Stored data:

════════

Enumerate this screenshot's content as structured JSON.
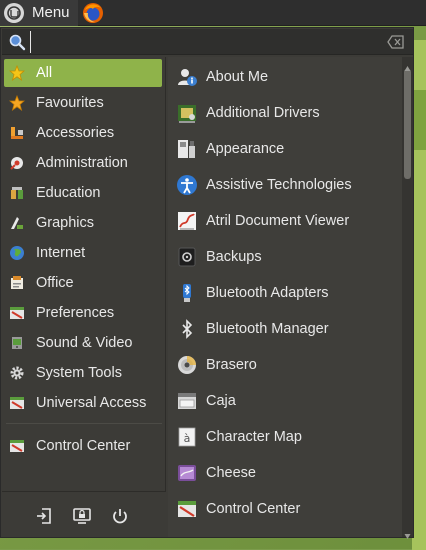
{
  "panel": {
    "menu_label": "Menu",
    "icons": [
      "mint-menu-icon",
      "firefox-icon"
    ]
  },
  "search": {
    "value": "",
    "placeholder": ""
  },
  "categories": [
    {
      "label": "All",
      "icon": "star-icon",
      "selected": true
    },
    {
      "label": "Favourites",
      "icon": "star-icon"
    },
    {
      "label": "Accessories",
      "icon": "accessories-icon"
    },
    {
      "label": "Administration",
      "icon": "administration-icon"
    },
    {
      "label": "Education",
      "icon": "education-icon"
    },
    {
      "label": "Graphics",
      "icon": "graphics-icon"
    },
    {
      "label": "Internet",
      "icon": "globe-icon"
    },
    {
      "label": "Office",
      "icon": "office-icon"
    },
    {
      "label": "Preferences",
      "icon": "preferences-icon"
    },
    {
      "label": "Sound & Video",
      "icon": "sound-video-icon"
    },
    {
      "label": "System Tools",
      "icon": "gear-icon"
    },
    {
      "label": "Universal Access",
      "icon": "universal-access-icon"
    }
  ],
  "control_center_category": {
    "label": "Control Center",
    "icon": "control-center-icon"
  },
  "bottom_actions": [
    {
      "name": "logout-icon"
    },
    {
      "name": "lock-screen-icon"
    },
    {
      "name": "power-icon"
    }
  ],
  "apps": [
    {
      "label": "About Me",
      "icon": "user-icon"
    },
    {
      "label": "Additional Drivers",
      "icon": "drivers-icon"
    },
    {
      "label": "Appearance",
      "icon": "appearance-icon"
    },
    {
      "label": "Assistive Technologies",
      "icon": "accessibility-icon"
    },
    {
      "label": "Atril Document Viewer",
      "icon": "document-viewer-icon"
    },
    {
      "label": "Backups",
      "icon": "backup-icon"
    },
    {
      "label": "Bluetooth Adapters",
      "icon": "bluetooth-adapter-icon"
    },
    {
      "label": "Bluetooth Manager",
      "icon": "bluetooth-icon"
    },
    {
      "label": "Brasero",
      "icon": "disc-icon"
    },
    {
      "label": "Caja",
      "icon": "file-manager-icon"
    },
    {
      "label": "Character Map",
      "icon": "character-map-icon"
    },
    {
      "label": "Cheese",
      "icon": "webcam-icon"
    },
    {
      "label": "Control Center",
      "icon": "control-center-icon"
    }
  ],
  "colors": {
    "accent": "#8fb34a",
    "panel_bg": "#2e2e2e",
    "menu_bg": "#3c3b37",
    "text": "#e8e8e8"
  }
}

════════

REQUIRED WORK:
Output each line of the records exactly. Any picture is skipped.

FINISHED TASK:
Enumerate this screenshot's content as structured JSON.
{
  "panel": {
    "menu_label": "Menu",
    "icons": [
      "mint-menu-icon",
      "firefox-icon"
    ]
  },
  "search": {
    "value": "",
    "placeholder": ""
  },
  "categories": [
    {
      "label": "All",
      "icon": "star-icon",
      "selected": true
    },
    {
      "label": "Favourites",
      "icon": "star-icon"
    },
    {
      "label": "Accessories",
      "icon": "accessories-icon"
    },
    {
      "label": "Administration",
      "icon": "administration-icon"
    },
    {
      "label": "Education",
      "icon": "education-icon"
    },
    {
      "label": "Graphics",
      "icon": "graphics-icon"
    },
    {
      "label": "Internet",
      "icon": "globe-icon"
    },
    {
      "label": "Office",
      "icon": "office-icon"
    },
    {
      "label": "Preferences",
      "icon": "preferences-icon"
    },
    {
      "label": "Sound & Video",
      "icon": "sound-video-icon"
    },
    {
      "label": "System Tools",
      "icon": "gear-icon"
    },
    {
      "label": "Universal Access",
      "icon": "universal-access-icon"
    }
  ],
  "control_center_category": {
    "label": "Control Center",
    "icon": "control-center-icon"
  },
  "bottom_actions": [
    {
      "name": "logout-icon"
    },
    {
      "name": "lock-screen-icon"
    },
    {
      "name": "power-icon"
    }
  ],
  "apps": [
    {
      "label": "About Me",
      "icon": "user-icon"
    },
    {
      "label": "Additional Drivers",
      "icon": "drivers-icon"
    },
    {
      "label": "Appearance",
      "icon": "appearance-icon"
    },
    {
      "label": "Assistive Technologies",
      "icon": "accessibility-icon"
    },
    {
      "label": "Atril Document Viewer",
      "icon": "document-viewer-icon"
    },
    {
      "label": "Backups",
      "icon": "backup-icon"
    },
    {
      "label": "Bluetooth Adapters",
      "icon": "bluetooth-adapter-icon"
    },
    {
      "label": "Bluetooth Manager",
      "icon": "bluetooth-icon"
    },
    {
      "label": "Brasero",
      "icon": "disc-icon"
    },
    {
      "label": "Caja",
      "icon": "file-manager-icon"
    },
    {
      "label": "Character Map",
      "icon": "character-map-icon"
    },
    {
      "label": "Cheese",
      "icon": "webcam-icon"
    },
    {
      "label": "Control Center",
      "icon": "control-center-icon"
    }
  ],
  "colors": {
    "accent": "#8fb34a",
    "panel_bg": "#2e2e2e",
    "menu_bg": "#3c3b37",
    "text": "#e8e8e8"
  }
}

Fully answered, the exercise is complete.